Data extract:
::::
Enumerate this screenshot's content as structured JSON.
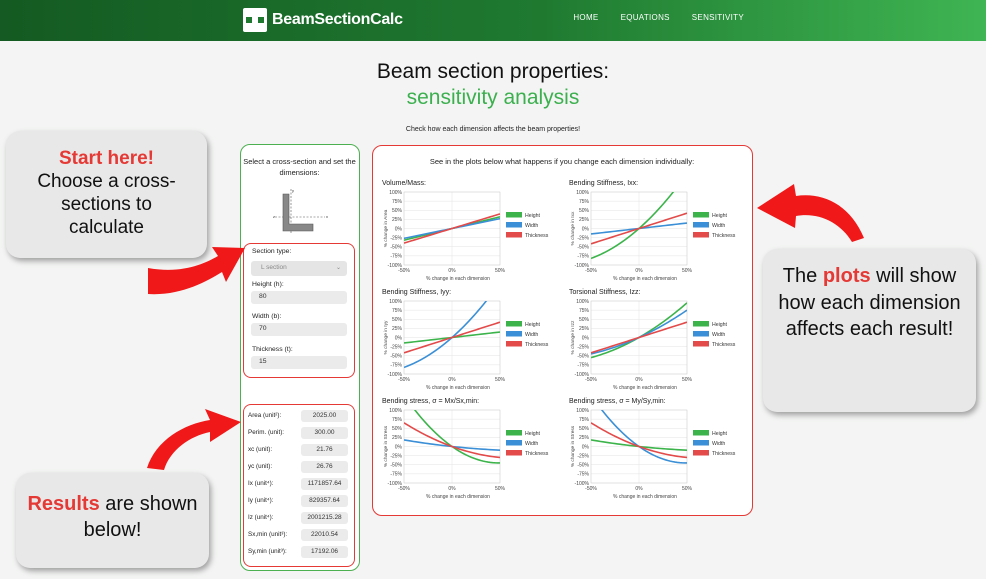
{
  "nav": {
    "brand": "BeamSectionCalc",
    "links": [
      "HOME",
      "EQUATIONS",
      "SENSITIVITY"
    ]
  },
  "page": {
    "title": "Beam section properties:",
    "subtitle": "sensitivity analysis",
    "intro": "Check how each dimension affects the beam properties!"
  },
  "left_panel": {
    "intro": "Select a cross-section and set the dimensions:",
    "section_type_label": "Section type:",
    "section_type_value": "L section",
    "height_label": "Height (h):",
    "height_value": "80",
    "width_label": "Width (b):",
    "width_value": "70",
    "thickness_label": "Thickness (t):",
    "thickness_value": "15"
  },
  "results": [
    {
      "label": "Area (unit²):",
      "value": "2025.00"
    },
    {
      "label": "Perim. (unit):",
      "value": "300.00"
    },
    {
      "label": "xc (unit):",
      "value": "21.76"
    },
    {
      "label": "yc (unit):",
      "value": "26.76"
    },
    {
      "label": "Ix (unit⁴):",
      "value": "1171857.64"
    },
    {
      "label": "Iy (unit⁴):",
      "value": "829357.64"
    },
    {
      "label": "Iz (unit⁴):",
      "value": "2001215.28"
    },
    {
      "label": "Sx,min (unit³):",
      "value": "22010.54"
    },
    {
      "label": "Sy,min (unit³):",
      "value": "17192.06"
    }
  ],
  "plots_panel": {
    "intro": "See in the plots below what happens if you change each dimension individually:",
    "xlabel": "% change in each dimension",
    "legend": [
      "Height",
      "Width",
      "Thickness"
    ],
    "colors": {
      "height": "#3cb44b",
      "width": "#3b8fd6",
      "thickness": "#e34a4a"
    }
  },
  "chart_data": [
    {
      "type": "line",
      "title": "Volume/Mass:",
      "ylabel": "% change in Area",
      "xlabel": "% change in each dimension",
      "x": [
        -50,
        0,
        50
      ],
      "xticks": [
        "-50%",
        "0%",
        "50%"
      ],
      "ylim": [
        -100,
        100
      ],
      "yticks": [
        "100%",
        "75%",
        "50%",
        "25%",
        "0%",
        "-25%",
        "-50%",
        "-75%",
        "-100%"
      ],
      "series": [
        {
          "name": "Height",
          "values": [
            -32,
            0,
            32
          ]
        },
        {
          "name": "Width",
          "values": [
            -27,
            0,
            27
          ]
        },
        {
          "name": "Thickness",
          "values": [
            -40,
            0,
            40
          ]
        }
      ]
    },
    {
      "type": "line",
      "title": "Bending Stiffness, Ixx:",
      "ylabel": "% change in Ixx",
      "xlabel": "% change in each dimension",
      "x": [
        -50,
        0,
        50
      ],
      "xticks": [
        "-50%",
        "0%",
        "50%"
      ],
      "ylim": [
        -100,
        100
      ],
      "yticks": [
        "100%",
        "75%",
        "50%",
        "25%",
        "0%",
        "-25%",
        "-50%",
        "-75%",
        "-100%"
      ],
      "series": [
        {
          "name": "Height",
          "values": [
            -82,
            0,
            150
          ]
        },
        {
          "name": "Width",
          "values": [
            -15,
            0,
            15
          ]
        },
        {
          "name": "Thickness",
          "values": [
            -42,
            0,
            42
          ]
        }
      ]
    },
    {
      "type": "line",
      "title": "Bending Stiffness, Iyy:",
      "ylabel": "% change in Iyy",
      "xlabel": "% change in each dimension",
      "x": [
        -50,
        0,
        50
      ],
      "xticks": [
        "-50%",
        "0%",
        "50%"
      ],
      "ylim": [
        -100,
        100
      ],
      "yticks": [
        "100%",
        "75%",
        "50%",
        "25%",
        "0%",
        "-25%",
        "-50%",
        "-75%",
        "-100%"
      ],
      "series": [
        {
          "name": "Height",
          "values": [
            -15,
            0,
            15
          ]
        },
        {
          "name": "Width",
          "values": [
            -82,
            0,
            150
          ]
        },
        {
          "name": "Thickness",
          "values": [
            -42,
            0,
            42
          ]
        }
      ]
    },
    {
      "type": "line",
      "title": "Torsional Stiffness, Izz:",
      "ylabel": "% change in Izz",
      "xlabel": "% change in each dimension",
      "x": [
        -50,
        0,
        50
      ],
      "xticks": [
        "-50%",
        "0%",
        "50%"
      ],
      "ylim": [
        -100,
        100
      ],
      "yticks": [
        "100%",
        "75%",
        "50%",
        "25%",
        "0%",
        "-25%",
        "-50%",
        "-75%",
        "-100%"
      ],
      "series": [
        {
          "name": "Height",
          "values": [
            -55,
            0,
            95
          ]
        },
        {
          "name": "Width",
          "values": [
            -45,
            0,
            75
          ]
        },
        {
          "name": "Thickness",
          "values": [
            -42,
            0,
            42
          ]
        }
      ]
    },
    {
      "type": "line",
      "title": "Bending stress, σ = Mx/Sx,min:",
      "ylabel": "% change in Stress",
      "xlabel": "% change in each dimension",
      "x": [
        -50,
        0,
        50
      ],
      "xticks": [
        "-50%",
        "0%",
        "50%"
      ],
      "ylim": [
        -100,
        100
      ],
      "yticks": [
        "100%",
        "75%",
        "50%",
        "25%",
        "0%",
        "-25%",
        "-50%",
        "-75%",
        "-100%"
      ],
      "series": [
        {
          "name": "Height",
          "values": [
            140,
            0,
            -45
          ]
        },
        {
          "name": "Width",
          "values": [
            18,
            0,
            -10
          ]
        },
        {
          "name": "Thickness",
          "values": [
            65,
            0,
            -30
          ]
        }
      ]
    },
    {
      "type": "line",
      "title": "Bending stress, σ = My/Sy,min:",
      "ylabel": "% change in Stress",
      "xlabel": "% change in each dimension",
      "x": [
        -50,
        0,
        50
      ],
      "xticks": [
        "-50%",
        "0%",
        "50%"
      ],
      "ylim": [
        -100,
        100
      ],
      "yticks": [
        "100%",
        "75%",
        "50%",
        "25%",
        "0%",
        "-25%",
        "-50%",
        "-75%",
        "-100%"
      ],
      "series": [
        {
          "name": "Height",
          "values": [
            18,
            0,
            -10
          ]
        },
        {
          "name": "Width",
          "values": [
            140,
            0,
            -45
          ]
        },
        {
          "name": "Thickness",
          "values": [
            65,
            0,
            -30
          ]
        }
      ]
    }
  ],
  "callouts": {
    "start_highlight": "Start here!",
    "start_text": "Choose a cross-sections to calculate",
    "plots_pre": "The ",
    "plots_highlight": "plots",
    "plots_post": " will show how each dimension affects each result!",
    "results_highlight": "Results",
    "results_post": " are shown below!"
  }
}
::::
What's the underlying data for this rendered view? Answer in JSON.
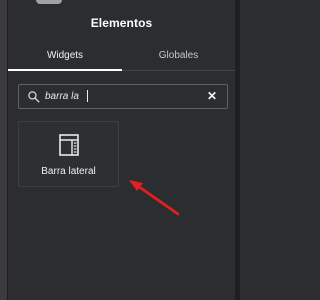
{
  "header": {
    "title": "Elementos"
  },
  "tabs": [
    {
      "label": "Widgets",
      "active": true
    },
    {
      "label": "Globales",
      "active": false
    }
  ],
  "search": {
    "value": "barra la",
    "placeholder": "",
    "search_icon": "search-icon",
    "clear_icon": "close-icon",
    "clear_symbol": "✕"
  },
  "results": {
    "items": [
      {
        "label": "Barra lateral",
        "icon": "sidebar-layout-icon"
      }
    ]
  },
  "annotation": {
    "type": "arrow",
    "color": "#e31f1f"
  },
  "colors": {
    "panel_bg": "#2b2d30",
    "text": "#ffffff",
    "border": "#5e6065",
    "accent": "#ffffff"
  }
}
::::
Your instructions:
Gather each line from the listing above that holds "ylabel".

Written response:
      "ylabel": "% change in Area",
      "ylabel": "% change in Ixx",
      "ylabel": "% change in Iyy",
      "ylabel": "% change in Izz",
      "ylabel": "% change in Stress",
      "ylabel": "% change in Stress",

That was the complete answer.